Do you need images and videos on Twitter?

Twitter will soon be allowing users to add images and videos to their stream. There was an option for enabling “Tweet Media” for a little while before Twitter pulled it down. The brief glimpse was enough to get people excited. Twitter later confirmed (officially) that they are indeed working on bringing images and video to the microblogging site. Many users couldn’t have been happier for the announcement, while many say the introduction will spoil Twitter’s simple look. But do you, as a marketer, need the addition of Tweet Media? Let’s find out.

Biggest advantage? More users

Many users had so far been staying away from Twitter because they saw little utility in sharing 140 character updates. They could do that on Facebook, and a lot more. Sure, there are millions of Twitter users, but it still hasn’t caught up with Facebook. And no one has quite managed to put a number on accounts created simply for spam purposes. With the addition of images and videos, users could just find that missing part to the Twitter experience. The most used feature on Facebook, apart from the status updates, is the photo album feature. Twitter won’t quite allow users to create albums (at least not from what we have seen so far). But for a user, simply being able to share that great image of a puppy with its mother he clicked on his way to the office might be incentive enough to log on to Twitter.

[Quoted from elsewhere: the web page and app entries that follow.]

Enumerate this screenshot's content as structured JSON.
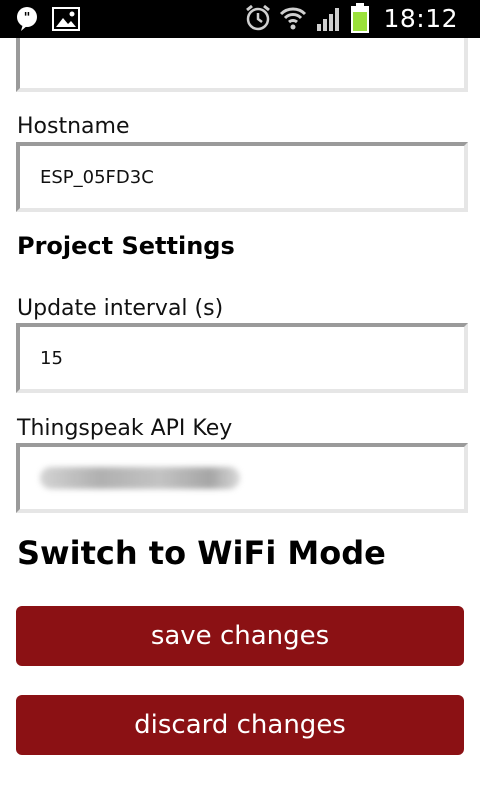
{
  "status_bar": {
    "time": "18:12",
    "icons": [
      "notification-icon",
      "image-icon",
      "alarm-icon",
      "wifi-icon",
      "signal-icon",
      "battery-icon"
    ]
  },
  "form": {
    "top_field_value": "",
    "hostname_label": "Hostname",
    "hostname_value": "ESP_05FD3C",
    "project_heading": "Project Settings",
    "interval_label": "Update interval (s)",
    "interval_value": "15",
    "api_key_label": "Thingspeak API Key",
    "switch_heading": "Switch to WiFi Mode"
  },
  "buttons": {
    "save_label": "save changes",
    "discard_label": "discard changes"
  },
  "colors": {
    "button_bg": "#8b1114",
    "battery": "#9be13a"
  }
}
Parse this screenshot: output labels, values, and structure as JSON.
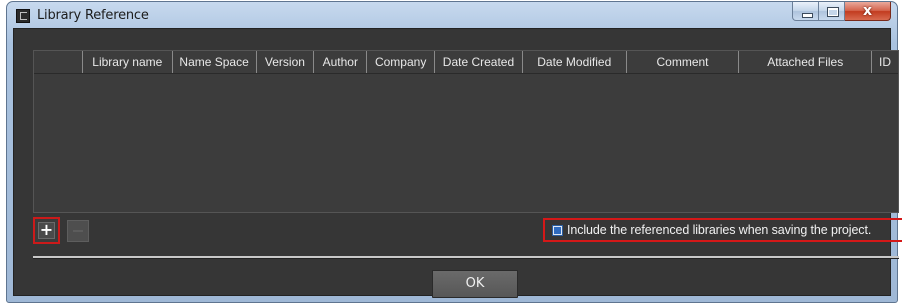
{
  "window": {
    "title": "Library Reference",
    "icon": "app-icon",
    "controls": {
      "minimize": "minimize-icon",
      "maximize": "maximize-icon",
      "close_label": "x"
    }
  },
  "grid": {
    "columns": [
      {
        "label": ""
      },
      {
        "label": "Library name"
      },
      {
        "label": "Name Space"
      },
      {
        "label": "Version"
      },
      {
        "label": "Author"
      },
      {
        "label": "Company"
      },
      {
        "label": "Date Created"
      },
      {
        "label": "Date Modified"
      },
      {
        "label": "Comment"
      },
      {
        "label": "Attached Files"
      },
      {
        "label": "ID"
      }
    ],
    "rows": []
  },
  "toolbar": {
    "add_label": "+",
    "add_icon": "plus-icon",
    "remove_icon": "minus-icon"
  },
  "options": {
    "include_libraries_label": "Include the referenced libraries when saving the project.",
    "include_libraries_checked": true
  },
  "footer": {
    "ok_label": "OK"
  },
  "colors": {
    "highlight": "#d41818",
    "client_bg": "#363636",
    "checkbox_fill": "#2f6bc0"
  }
}
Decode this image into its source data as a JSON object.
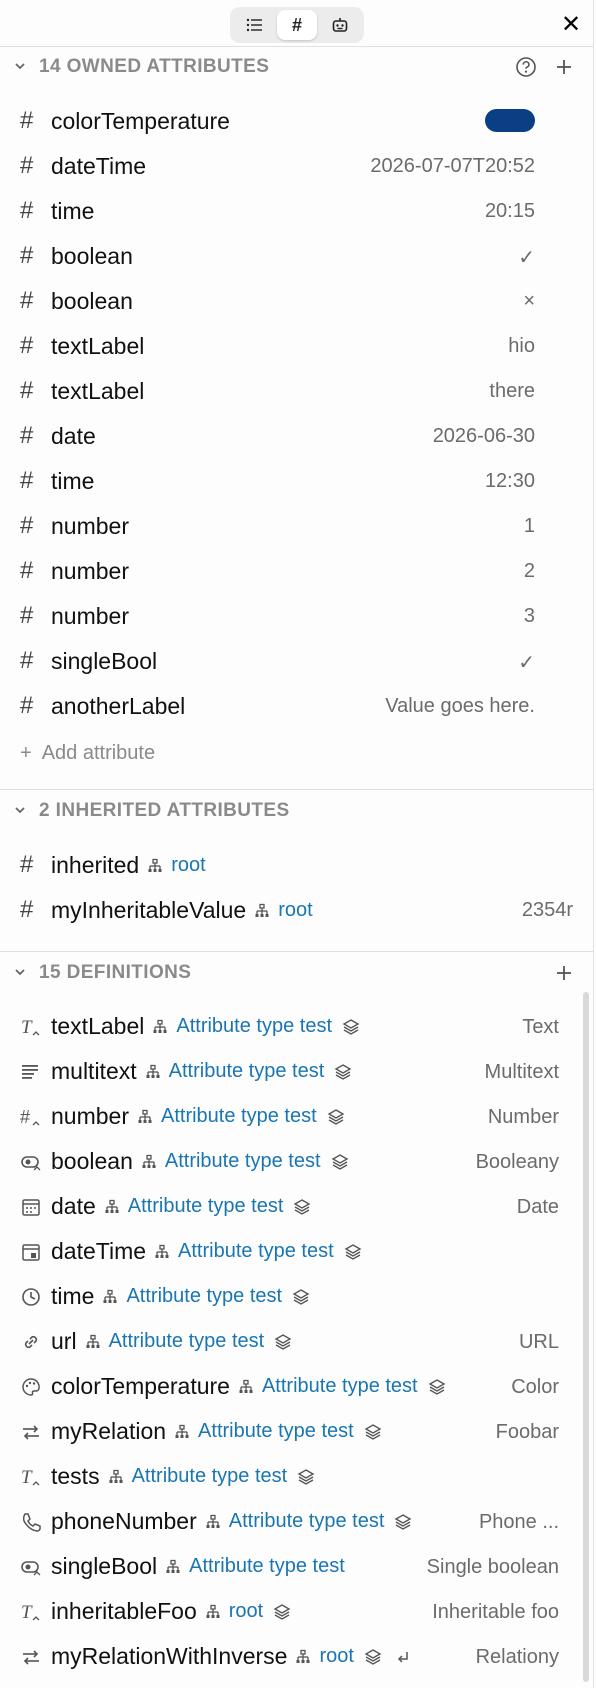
{
  "toolbar": {
    "close_label": "✕"
  },
  "owned": {
    "title": "14 OWNED ATTRIBUTES",
    "rows": [
      {
        "name": "colorTemperature",
        "value": "",
        "color": "#0b3f84"
      },
      {
        "name": "dateTime",
        "value": "2026-07-07T20:52"
      },
      {
        "name": "time",
        "value": "20:15"
      },
      {
        "name": "boolean",
        "value": "✓"
      },
      {
        "name": "boolean",
        "value": "×"
      },
      {
        "name": "textLabel",
        "value": "hio"
      },
      {
        "name": "textLabel",
        "value": "there"
      },
      {
        "name": "date",
        "value": "2026-06-30"
      },
      {
        "name": "time",
        "value": "12:30"
      },
      {
        "name": "number",
        "value": "1"
      },
      {
        "name": "number",
        "value": "2"
      },
      {
        "name": "number",
        "value": "3"
      },
      {
        "name": "singleBool",
        "value": "✓"
      },
      {
        "name": "anotherLabel",
        "value": "Value goes here."
      }
    ],
    "add_label": "Add attribute"
  },
  "inherited": {
    "title": "2 INHERITED ATTRIBUTES",
    "rows": [
      {
        "name": "inherited",
        "source": "root",
        "value": ""
      },
      {
        "name": "myInheritableValue",
        "source": "root",
        "value": "2354r"
      }
    ]
  },
  "definitions": {
    "title": "15 DEFINITIONS",
    "rows": [
      {
        "type_icon": "text-type-icon",
        "name": "textLabel",
        "source": "Attribute type test",
        "value": "Text"
      },
      {
        "type_icon": "multitext-type-icon",
        "name": "multitext",
        "source": "Attribute type test",
        "value": "Multitext"
      },
      {
        "type_icon": "number-type-icon",
        "name": "number",
        "source": "Attribute type test",
        "value": "Number"
      },
      {
        "type_icon": "boolean-type-icon",
        "name": "boolean",
        "source": "Attribute type test",
        "value": "Booleany"
      },
      {
        "type_icon": "date-type-icon",
        "name": "date",
        "source": "Attribute type test",
        "value": "Date"
      },
      {
        "type_icon": "datetime-type-icon",
        "name": "dateTime",
        "source": "Attribute type test",
        "value": ""
      },
      {
        "type_icon": "time-type-icon",
        "name": "time",
        "source": "Attribute type test",
        "value": ""
      },
      {
        "type_icon": "url-type-icon",
        "name": "url",
        "source": "Attribute type test",
        "value": "URL"
      },
      {
        "type_icon": "color-type-icon",
        "name": "colorTemperature",
        "source": "Attribute type test",
        "value": "Color"
      },
      {
        "type_icon": "relation-type-icon",
        "name": "myRelation",
        "source": "Attribute type test",
        "value": "Foobar"
      },
      {
        "type_icon": "text-type-icon",
        "name": "tests",
        "source": "Attribute type test",
        "value": ""
      },
      {
        "type_icon": "phone-type-icon",
        "name": "phoneNumber",
        "source": "Attribute type test",
        "value": "Phone ..."
      },
      {
        "type_icon": "boolean-type-icon",
        "name": "singleBool",
        "source": "Attribute type test",
        "value": "Single boolean"
      },
      {
        "type_icon": "text-type-icon",
        "name": "inheritableFoo",
        "source": "root",
        "value": "Inheritable foo"
      },
      {
        "type_icon": "relation-type-icon",
        "name": "myRelationWithInverse",
        "source": "root",
        "value": "Relationy"
      }
    ]
  }
}
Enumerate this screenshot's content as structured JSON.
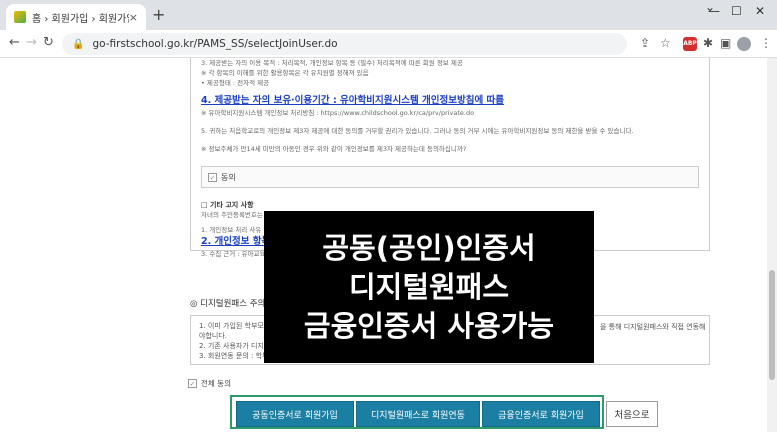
{
  "browser": {
    "tab_title": "홈 › 회원가입 › 회원가입",
    "tab_close": "×",
    "new_tab": "+",
    "url": "go-firstschool.go.kr/PAMS_SS/selectJoinUser.do",
    "window_controls": [
      "—",
      "☐",
      "✕"
    ],
    "extension_badge": "ABP"
  },
  "privacy": {
    "top_line_1": "3. 제공받는 자의 이용 목적 : 처리목적, 개인정보 항목 등 (필수) 처리목적에 따른 회원 정보 제공",
    "top_line_2": "※ 각 항목의 이해를 위한 활용항목은 각 유치원별 정해져 있음",
    "top_line_3": "• 제공형태 : 전자적 제공",
    "section4_title": "4. 제공받는 자의 보유·이용기간 : 유아학비지원시스템 개인정보방침에 따름",
    "section4_link": "※ 유아학비지원시스템 개인정보 처리방침 : https://www.childschool.go.kr/ca/prv/private.do",
    "refusal_text": "5. 귀하는 처음학교로의 개인정보 제3자 제공에 대한 동의를 거부할 권리가 있습니다. 그러나 동의 거부 시에는 유아학비지원정보 동의 제한을 받을 수 있습니다.",
    "age_text": "※ 정보주체가 만14세 미만의 아동인 경우 위와 같이 개인정보를 제3자 제공하는데 동의하십니까?",
    "agree_label": "동의",
    "other_title": "□ 기타 고지 사항",
    "other_text": "자녀의 주민등록번호는 관련 법령에 따라 정보주체의 동의 없이 개인정보를 수집·이용합니다.",
    "other_item_1": "1. 개인정보 처리 사유 : 유치원 입학 관련 서비스 제공",
    "section2_title": "2. 개인정보 항목 : 주민등록번호",
    "other_item_3": "3. 수집 근거 : 유아교육법 시행령"
  },
  "digital_pass": {
    "title": "◎ 디지털원패스 주의사항",
    "line1": "1. 이미 가입된 학부모님은",
    "line1_right": "을 통해 디지털원패스와 직접 연동해",
    "line1_cont": "야합니다.",
    "line2": "2. 기존 사용자가 디지털원패스를 이용하는 경우",
    "line3": "3. 회원연동 문의 : 학부모콜센터(1544-0079 9-1)"
  },
  "all_agree_label": "전체 동의",
  "buttons": {
    "cert_join": "공동인증서로 회원가입",
    "digital_link": "디지털원패스로 회원연동",
    "finance_join": "금융인증서로 회원가입",
    "start_over": "처음으로"
  },
  "overlay": {
    "line1": "공동(공인)인증서",
    "line2": "디지털원패스",
    "line3": "금융인증서 사용가능"
  }
}
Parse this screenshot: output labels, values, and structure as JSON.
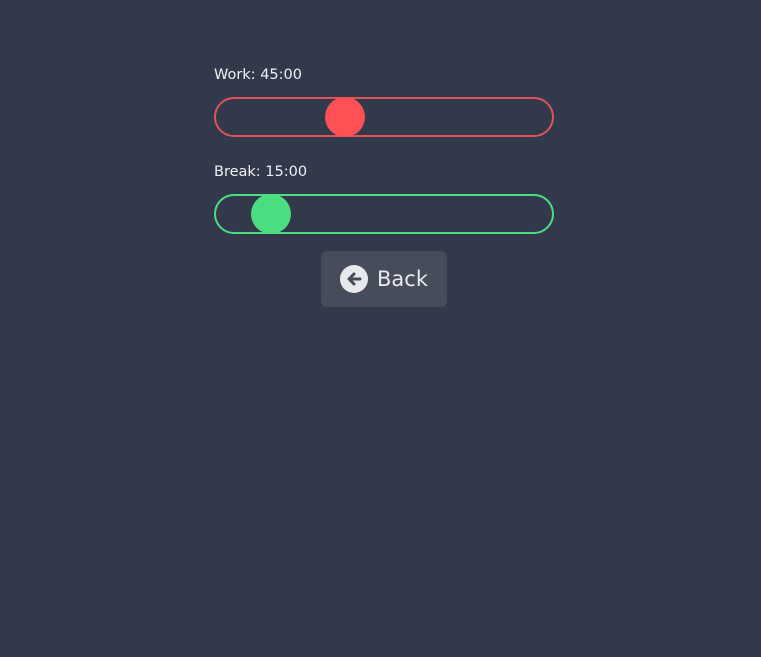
{
  "settings": {
    "work": {
      "label": "Work: 45:00",
      "level": 0.385,
      "color": "#e05255",
      "thumb_color": "#ff5055"
    },
    "break": {
      "label": "Break: 15:00",
      "level": 0.165,
      "color": "#4ade80",
      "thumb_color": "#4ade80"
    }
  },
  "back_button": {
    "label": "Back",
    "icon": "arrow-left-circle-icon"
  },
  "colors": {
    "background": "#31394b",
    "button_background": "#474c5b",
    "text": "#f1f1f4"
  }
}
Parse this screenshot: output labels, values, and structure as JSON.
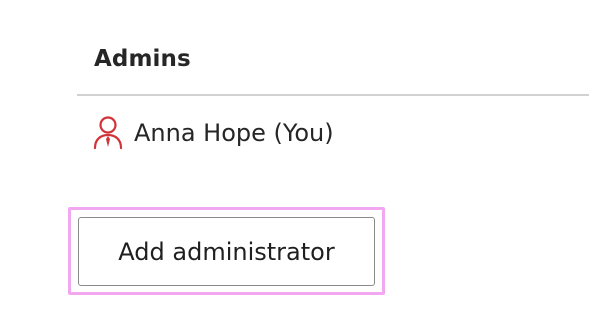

And you can market your products better

(Image Intentionally Blurred)

Twitter home pages were fast becoming walls of meaningless links interspersed among useless tweets. With the addition of images and videos, marketers now have a way of product differentiation. So you can add a great video review of the product you are linking to, or a funny image from the blog post you want tweeple to read. So far, everything looks hunky-dory and there doesn’t seem to be a single reason for marketers to be worried about the new addition.

But will users really accept it?

“Twitter with inline images and videos? Sounds like self-mutilation to me.” – Lem on

Getting new users might sound like a great idea but will the current users accept the addition? In a way, it is like getting a step-brother into the family. Users will either learn to love it or loathe it, there’s no middle ground. If the current users choose not to enable Tweet Media, there will be little use of the service.

And will Twitter be able to handle it?

With the added load of having to process images, Twitter servers might be unable to stay up. The feature wouldn’t do much good to Twitter if users are unable to access Twitter itself. Surely, though, Twitter knows what it is doing? Surely, it will upgrade its servers enough to be able to take the added pressure? The recent cases of Twitter going down due to increased strain on its servers seem to suggest otherwise.

Marketers will have to wait and watch how it plays out. Only once the users have tried out the new addition and responded to it can they figure out its true utility.